If you are a black person, Minneapolis might not be the “nicest” place to live. Unfortunately, there has long been tension between the Black Community and the Minneapolis Police Department that has been hidden from the country for decades (but known to those who live here). According to the Minneapolis census, black people account for 19% of the city’s population but 60% of use of force victims by the Minneapolis Police Department just in the last decade (as noted in the city’s open data site). Extreme racial disparities in Minnesota extend beyond police misconduct. A USA Today article stated that Minnesota often ranks higher on high school graduation rates, standardized tests, and college readiness. However, in 2019, Minnesota ranked 50th in the United States for the disparity between graduation rates of caucasian students versus black students. According to the American Community Survey, the average black household in the Minneapolis area earns 44% of what a white household earns. That is the second largest disparity in the entire country next to Milwaukee, Wisconsin. For a city and state that ranks as one of the most livable places in the United States, it has some of the biggest racial disparities according to this Washington Post article published on May 30, 2020.

The experience of being in Minnesota during this time has felt surreal. I’ve felt powerless. I’ve wanted to protest and show my support, but the safety of my family has been a priority. Instead I’ve started signing petitions, posted on social media, engaged in conversation, and read about racism, white privilege, the history of policing in the United States, and, most importantly, the daily life experiences of black people.

This last month has been insightful, uncomfortable, educational, and eye-opening. I’ve had thought provoking conversations with colleagues, friends, and family. I’ve listened. I’ve learned. I’ve spoken to my friends of various backgrounds and learned more about how much their lives are affected by white privilege on a daily basis. I’ve reached out to police officers to share that I am interested in learning more about their training and to continue to build positive relationships with them in the Beth El and Bethesda community. My hope is that the uncomfortable and emotional yet productive conversations I have had over the last month (and plan to continue well into the future) encourage people to lean into this moment , to speak up, to grow, and to vote. I can no longer stand idly by.

As a Jewish educator, I spend much of my time discussing and contemplating Jewish values with teenagers. B’tzelem Elohim, or the value that all humans are created in the image of God, is a concept that I don’t often speak about with teens. The murder of George Floyd (and other unarmed black people over the years) has provided me with the realization that not everyone in this country values black people as being created in the image of God; rather there is still a notion held by many that black people are of lesser value to society and are not worthy of the same dignity and respect given to people who are caucasian.  Moving forward, it will be my responsibility to share, discuss, and challenge this idea with teenagers at Beth El.
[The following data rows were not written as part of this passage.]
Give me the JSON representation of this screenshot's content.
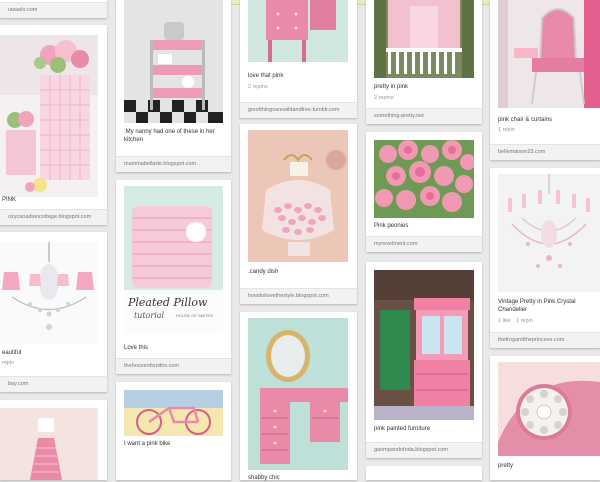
{
  "pins": {
    "c1_top": {
      "source": "uwaelo.com"
    },
    "c1_pink": {
      "caption": "PINK",
      "source": "ozycanadiancottage.blogspot.com"
    },
    "c1_chand": {
      "caption": "eautiful",
      "repins": "repin",
      "source": "bay.com"
    },
    "c2_cart": {
      "caption": ":My nanny had one of these in her kitchen",
      "source": "mammabellarte.blogspot.com"
    },
    "c2_pillow": {
      "overlay_title": "Pleated Pillow",
      "overlay_sub": "tutorial",
      "overlay_brand": "HOUSE OF SMITHS",
      "caption": "Love this",
      "source": "thehouseofsmiths.com"
    },
    "c3_vanity": {
      "caption": "love that pink",
      "repins": "2 repins",
      "source": "goodthingsarewildandfree.tumblr.com"
    },
    "c3_candy": {
      "caption": ".candy dish",
      "source": "howdoilovethestyle.blogspot.com"
    },
    "c3_dresser": {
      "caption": "shabby chic"
    },
    "c4_porch": {
      "caption": "pretty in pink",
      "repins": "2 repins",
      "source": "something-pretty.net"
    },
    "c4_peony": {
      "caption": "Pink peonies",
      "source": "myrevelment.com"
    },
    "c4_furn": {
      "caption": "pink painted furniture",
      "source": "garimpandofrida.blogspot.com"
    },
    "c5_chair": {
      "caption": "pink chair & curtains",
      "repins": "1 repin",
      "source": "bellemaison23.com"
    },
    "c5_chand": {
      "caption": "Vintage Pretty in Pink Crystal Chandelier",
      "likes": "1 like",
      "repins": "1 repin",
      "source": "thefrogandtheprincess.com"
    },
    "c5_phone": {
      "caption": "pretty"
    },
    "c2_bike": {
      "caption": "I want a pink bike"
    }
  },
  "colors": {
    "background": "#e9e9e9",
    "card": "#ffffff",
    "source_bar": "#f2f2f2",
    "pink_light": "#f4c6d4",
    "pink_mid": "#e98aa8",
    "pink_dark": "#d9577f"
  }
}
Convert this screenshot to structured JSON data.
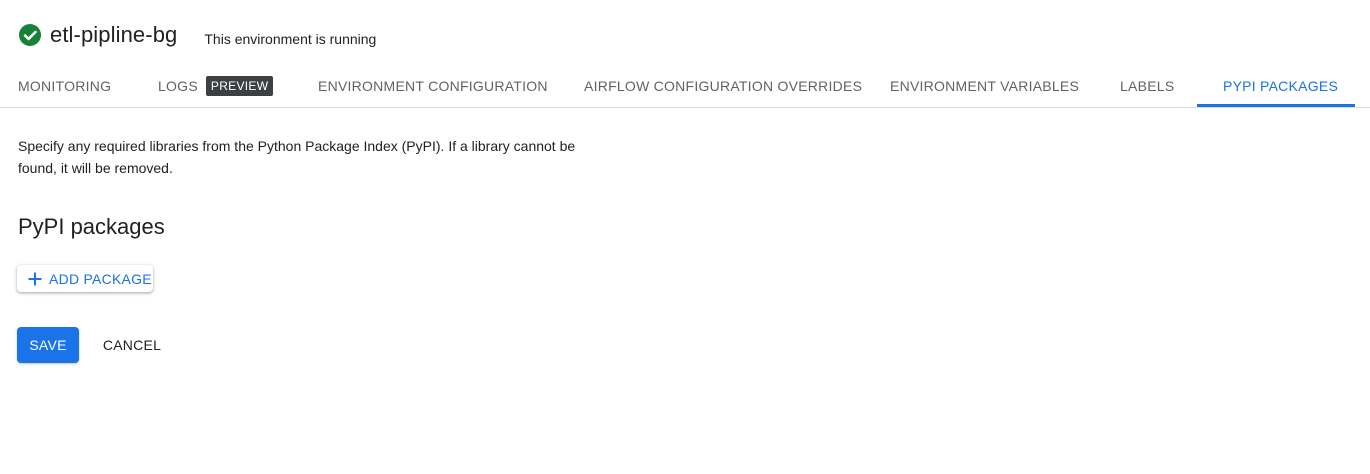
{
  "header": {
    "env_name": "etl-pipline-bg",
    "status_text": "This environment is running",
    "status_icon": "check-circle-icon",
    "status_color": "#188038"
  },
  "tabs": [
    {
      "label": "MONITORING",
      "active": false
    },
    {
      "label": "LOGS",
      "badge": "PREVIEW",
      "active": false
    },
    {
      "label": "ENVIRONMENT CONFIGURATION",
      "active": false
    },
    {
      "label": "AIRFLOW CONFIGURATION OVERRIDES",
      "active": false
    },
    {
      "label": "ENVIRONMENT VARIABLES",
      "active": false
    },
    {
      "label": "LABELS",
      "active": false
    },
    {
      "label": "PYPI PACKAGES",
      "active": true
    }
  ],
  "main": {
    "description": "Specify any required libraries from the Python Package Index (PyPI). If a library cannot be found, it will be removed.",
    "section_title": "PyPI packages",
    "add_package_label": "ADD PACKAGE",
    "add_package_icon": "plus-icon"
  },
  "actions": {
    "save_label": "SAVE",
    "cancel_label": "CANCEL"
  },
  "colors": {
    "accent": "#1a73e8",
    "badge_bg": "#3c4043",
    "tab_text": "#5f6368"
  }
}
I love Minneapolis. Prince, also from my hometown, founded his band The Revolution here. Hopefully a revolutionary awakening has finally started here as well.